----- Data excerpts -----
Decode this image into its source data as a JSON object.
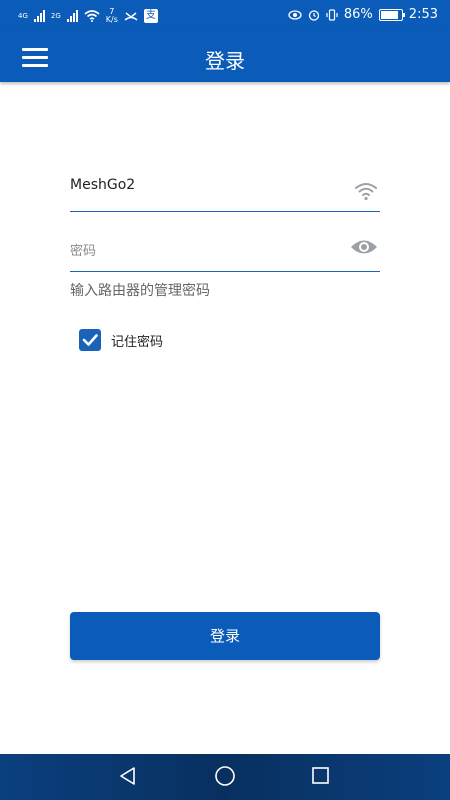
{
  "status_bar": {
    "network1": "4G",
    "network2": "2G",
    "speed_value": "7",
    "speed_unit": "K/s",
    "app_icon_glyph": "支",
    "battery_percent": "86%",
    "battery_level": 0.86,
    "time": "2:53",
    "icons": [
      "signal-icon",
      "wifi-icon",
      "speed-icon",
      "app-icon",
      "eye-comfort-icon",
      "alarm-icon",
      "vibrate-icon",
      "battery-icon"
    ]
  },
  "app_bar": {
    "title": "登录",
    "menu_icon": "hamburger-menu-icon"
  },
  "form": {
    "ssid_value": "MeshGo2",
    "ssid_icon": "wifi-icon",
    "password_placeholder": "密码",
    "password_icon": "eye-icon",
    "password_hint": "输入路由器的管理密码",
    "remember_checked": true,
    "remember_label": "记住密码",
    "login_button": "登录"
  },
  "nav_bar": {
    "icons": [
      "back-icon",
      "home-icon",
      "recents-icon"
    ]
  },
  "colors": {
    "primary": "#0a5cb8",
    "underline": "#1a63b8",
    "nav_bar": "#08305f",
    "icon_gray": "#9aa0a6"
  }
}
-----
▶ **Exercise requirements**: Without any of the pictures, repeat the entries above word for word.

▶ **Answer to the problem**:
Decode this image into its source data as a JSON object.
{
  "status_bar": {
    "network1": "4G",
    "network2": "2G",
    "speed_value": "7",
    "speed_unit": "K/s",
    "app_icon_glyph": "支",
    "battery_percent": "86%",
    "battery_level": 0.86,
    "time": "2:53",
    "icons": [
      "signal-icon",
      "wifi-icon",
      "speed-icon",
      "app-icon",
      "eye-comfort-icon",
      "alarm-icon",
      "vibrate-icon",
      "battery-icon"
    ]
  },
  "app_bar": {
    "title": "登录",
    "menu_icon": "hamburger-menu-icon"
  },
  "form": {
    "ssid_value": "MeshGo2",
    "ssid_icon": "wifi-icon",
    "password_placeholder": "密码",
    "password_icon": "eye-icon",
    "password_hint": "输入路由器的管理密码",
    "remember_checked": true,
    "remember_label": "记住密码",
    "login_button": "登录"
  },
  "nav_bar": {
    "icons": [
      "back-icon",
      "home-icon",
      "recents-icon"
    ]
  },
  "colors": {
    "primary": "#0a5cb8",
    "underline": "#1a63b8",
    "nav_bar": "#08305f",
    "icon_gray": "#9aa0a6"
  }
}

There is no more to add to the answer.